I was born and raised in Manchester, New Hampshire. Upon graduating from Tilton Preparatory school for boys in Tilton .NH, I enlisted in the United States Army. My military occupation specialty was Military Police. I remained in the army until I was discharged for Medical Reasons. After I was discharged, I spent the next seven years in various colleges and universities with the idea of teaching Mediaeval History. When I left the university system, I became apprenticed to a restorer of 17 and 18th Century furniture and art works. This I did for a number of years. I also owned a business engaged in making ceramic animal figures which I sold at various art festivals.
In the end, I retired and became a dilettante. This last profession or avocation suits me well!
Life has been good to me, though, and it occurred to me that I ought to “put a bit into the pot” , and I decided to become a Guardian ad Litem. A Guardian ad Litem is a volunteer, appointed by a court, who promotes the interests of the abused, abandoned, or neglected dependent children of the State.

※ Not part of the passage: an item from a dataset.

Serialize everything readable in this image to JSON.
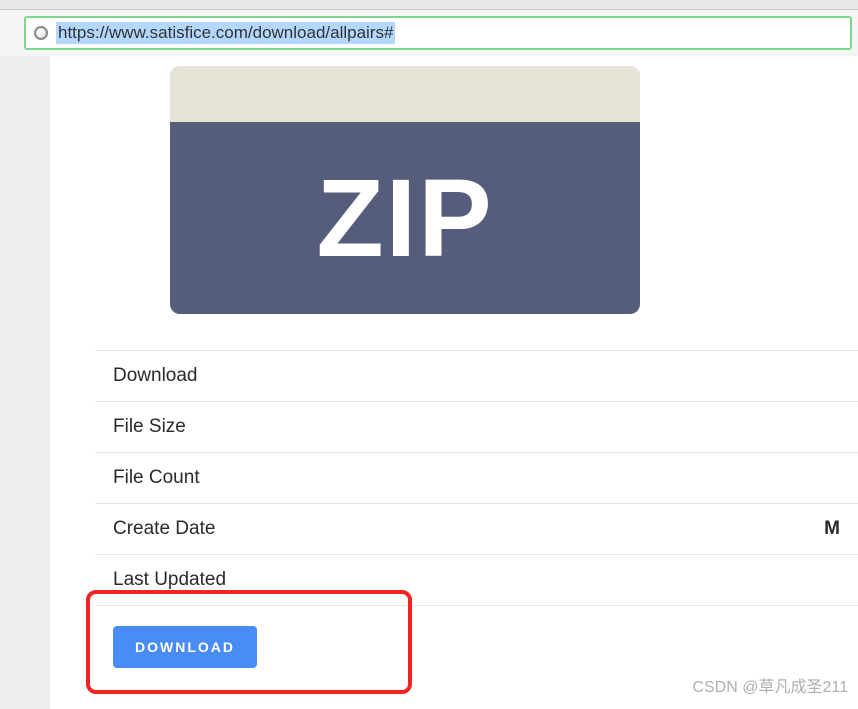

The Guardian ad litem is, effectively, the eyes and ears of the judge. It is guardian’s duty to effectively promote the child’s interest. It is not his or her duty to promote the interest of the State of Florida, the child’s parents, the criminal court or anyone else’s interest. The judge relies on the guardian for unbiased recommendations as to what is best for the child. To do this effectively requires good deal of training. The formal part of this training consists of several weeks of lectures by experts in the field. The informal part lasts a lifetime. The tools of the Guardian are interesting.
When a child is assigned to a Guardian ad Litem, the judge issues a T-order that compels anyone having records or information relevant to the case to share them with the Guardian. The guardian has access to psychiatric records, school records, health records, police records. He or she is empowered, and required, to visit the child at least once per month. The guardian has access to the child as he or she sees fit. The judge will, likely, require the Guardian to express his or her recommendations in court. These tools and duties are powerful and invasive. With this in mind, a good deal of effort is invested in making sure that a prospective guardian will use them as intended.
A Guardian ad Litem must be an adult able to furnish a number of suitable references. A background investigation is made as to a prospective guardian’s criminal history or lack thereof. Because the Guardian is required to furnish written reports to the court on a monthly basis, a good command of written English is required. All of the information that the Guardian is privy to is strictly confidential. Therefore, professional behavior suitable to an officer of the court is required.
What is the payoff? It is simple.
The Guardian is going to be the person, on occasion, who enables a child, to become the best she or he can become. The children involved, desperately, need intelligent, diligent, and effective help to manage the baggage life has saddled them with.
We admire Greg and the good he does in the world, and we’re happy he chooses to call Spirit of Life UU his spiritual and social community! Stay tuned for more stories about members, and if you’d like more information about the Guardian ad Litem program in Florida, visit Guardianadlitem.org ,